# INSTRUCTIONS TO FOLLOW
Each entry needs to appear again, retyped exactly as it is below.
Start of DATA PROVIDED
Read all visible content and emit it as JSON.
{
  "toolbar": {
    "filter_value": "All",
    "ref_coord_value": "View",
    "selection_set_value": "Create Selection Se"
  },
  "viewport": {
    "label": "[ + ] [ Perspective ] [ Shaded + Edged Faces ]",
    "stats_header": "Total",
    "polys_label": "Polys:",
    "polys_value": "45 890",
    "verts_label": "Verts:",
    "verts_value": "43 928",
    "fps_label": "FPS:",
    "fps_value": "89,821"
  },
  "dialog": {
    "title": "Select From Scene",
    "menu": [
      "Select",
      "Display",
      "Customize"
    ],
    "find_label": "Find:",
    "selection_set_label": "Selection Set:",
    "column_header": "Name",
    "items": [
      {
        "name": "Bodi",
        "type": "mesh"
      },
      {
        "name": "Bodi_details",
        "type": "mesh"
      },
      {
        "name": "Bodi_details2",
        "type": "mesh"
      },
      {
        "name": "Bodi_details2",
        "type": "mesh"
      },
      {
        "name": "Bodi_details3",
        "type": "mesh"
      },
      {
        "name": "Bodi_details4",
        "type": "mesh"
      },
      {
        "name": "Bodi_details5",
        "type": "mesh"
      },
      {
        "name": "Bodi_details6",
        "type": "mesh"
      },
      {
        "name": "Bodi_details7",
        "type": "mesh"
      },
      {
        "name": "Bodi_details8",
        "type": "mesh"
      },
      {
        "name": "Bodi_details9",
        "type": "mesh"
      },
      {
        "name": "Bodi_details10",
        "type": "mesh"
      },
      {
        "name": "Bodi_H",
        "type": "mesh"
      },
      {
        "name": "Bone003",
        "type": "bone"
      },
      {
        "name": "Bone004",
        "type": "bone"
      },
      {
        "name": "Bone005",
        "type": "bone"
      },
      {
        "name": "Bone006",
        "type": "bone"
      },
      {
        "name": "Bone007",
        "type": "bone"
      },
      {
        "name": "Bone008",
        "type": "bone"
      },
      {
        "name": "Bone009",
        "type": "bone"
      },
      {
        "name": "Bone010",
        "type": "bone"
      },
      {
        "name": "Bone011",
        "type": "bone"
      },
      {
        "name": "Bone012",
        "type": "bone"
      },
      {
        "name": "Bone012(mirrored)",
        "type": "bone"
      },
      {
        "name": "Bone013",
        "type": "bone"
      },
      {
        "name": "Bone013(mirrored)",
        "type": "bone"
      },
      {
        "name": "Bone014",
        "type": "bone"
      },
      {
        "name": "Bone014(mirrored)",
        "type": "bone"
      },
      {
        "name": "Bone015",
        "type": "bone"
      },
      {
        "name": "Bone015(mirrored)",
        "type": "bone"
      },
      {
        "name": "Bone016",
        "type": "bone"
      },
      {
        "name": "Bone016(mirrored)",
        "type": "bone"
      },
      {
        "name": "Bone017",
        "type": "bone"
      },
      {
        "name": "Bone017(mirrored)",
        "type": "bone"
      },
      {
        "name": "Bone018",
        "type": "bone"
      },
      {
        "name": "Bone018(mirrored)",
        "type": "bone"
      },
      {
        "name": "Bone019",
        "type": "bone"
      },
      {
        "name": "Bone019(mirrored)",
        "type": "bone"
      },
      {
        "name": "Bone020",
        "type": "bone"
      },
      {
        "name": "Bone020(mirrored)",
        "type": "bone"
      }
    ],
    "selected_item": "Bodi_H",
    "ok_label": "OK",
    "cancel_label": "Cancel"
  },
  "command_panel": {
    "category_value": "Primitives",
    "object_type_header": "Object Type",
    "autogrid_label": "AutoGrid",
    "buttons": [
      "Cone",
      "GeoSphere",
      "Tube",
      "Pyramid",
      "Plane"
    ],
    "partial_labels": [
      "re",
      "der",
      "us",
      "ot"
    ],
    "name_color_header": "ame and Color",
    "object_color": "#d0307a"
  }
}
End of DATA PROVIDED
# COMPLETED EXERCISE
Read all visible content and emit it as JSON.
{
  "toolbar": {
    "filter_value": "All",
    "ref_coord_value": "View",
    "selection_set_value": "Create Selection Se"
  },
  "viewport": {
    "label": "[ + ] [ Perspective ] [ Shaded + Edged Faces ]",
    "stats_header": "Total",
    "polys_label": "Polys:",
    "polys_value": "45 890",
    "verts_label": "Verts:",
    "verts_value": "43 928",
    "fps_label": "FPS:",
    "fps_value": "89,821"
  },
  "dialog": {
    "title": "Select From Scene",
    "menu": [
      "Select",
      "Display",
      "Customize"
    ],
    "find_label": "Find:",
    "selection_set_label": "Selection Set:",
    "column_header": "Name",
    "items": [
      {
        "name": "Bodi",
        "type": "mesh"
      },
      {
        "name": "Bodi_details",
        "type": "mesh"
      },
      {
        "name": "Bodi_details2",
        "type": "mesh"
      },
      {
        "name": "Bodi_details2",
        "type": "mesh"
      },
      {
        "name": "Bodi_details3",
        "type": "mesh"
      },
      {
        "name": "Bodi_details4",
        "type": "mesh"
      },
      {
        "name": "Bodi_details5",
        "type": "mesh"
      },
      {
        "name": "Bodi_details6",
        "type": "mesh"
      },
      {
        "name": "Bodi_details7",
        "type": "mesh"
      },
      {
        "name": "Bodi_details8",
        "type": "mesh"
      },
      {
        "name": "Bodi_details9",
        "type": "mesh"
      },
      {
        "name": "Bodi_details10",
        "type": "mesh"
      },
      {
        "name": "Bodi_H",
        "type": "mesh"
      },
      {
        "name": "Bone003",
        "type": "bone"
      },
      {
        "name": "Bone004",
        "type": "bone"
      },
      {
        "name": "Bone005",
        "type": "bone"
      },
      {
        "name": "Bone006",
        "type": "bone"
      },
      {
        "name": "Bone007",
        "type": "bone"
      },
      {
        "name": "Bone008",
        "type": "bone"
      },
      {
        "name": "Bone009",
        "type": "bone"
      },
      {
        "name": "Bone010",
        "type": "bone"
      },
      {
        "name": "Bone011",
        "type": "bone"
      },
      {
        "name": "Bone012",
        "type": "bone"
      },
      {
        "name": "Bone012(mirrored)",
        "type": "bone"
      },
      {
        "name": "Bone013",
        "type": "bone"
      },
      {
        "name": "Bone013(mirrored)",
        "type": "bone"
      },
      {
        "name": "Bone014",
        "type": "bone"
      },
      {
        "name": "Bone014(mirrored)",
        "type": "bone"
      },
      {
        "name": "Bone015",
        "type": "bone"
      },
      {
        "name": "Bone015(mirrored)",
        "type": "bone"
      },
      {
        "name": "Bone016",
        "type": "bone"
      },
      {
        "name": "Bone016(mirrored)",
        "type": "bone"
      },
      {
        "name": "Bone017",
        "type": "bone"
      },
      {
        "name": "Bone017(mirrored)",
        "type": "bone"
      },
      {
        "name": "Bone018",
        "type": "bone"
      },
      {
        "name": "Bone018(mirrored)",
        "type": "bone"
      },
      {
        "name": "Bone019",
        "type": "bone"
      },
      {
        "name": "Bone019(mirrored)",
        "type": "bone"
      },
      {
        "name": "Bone020",
        "type": "bone"
      },
      {
        "name": "Bone020(mirrored)",
        "type": "bone"
      }
    ],
    "selected_item": "Bodi_H",
    "ok_label": "OK",
    "cancel_label": "Cancel"
  },
  "command_panel": {
    "category_value": "Primitives",
    "object_type_header": "Object Type",
    "autogrid_label": "AutoGrid",
    "buttons": [
      "Cone",
      "GeoSphere",
      "Tube",
      "Pyramid",
      "Plane"
    ],
    "partial_labels": [
      "re",
      "der",
      "us",
      "ot"
    ],
    "name_color_header": "ame and Color",
    "object_color": "#d0307a"
  }
}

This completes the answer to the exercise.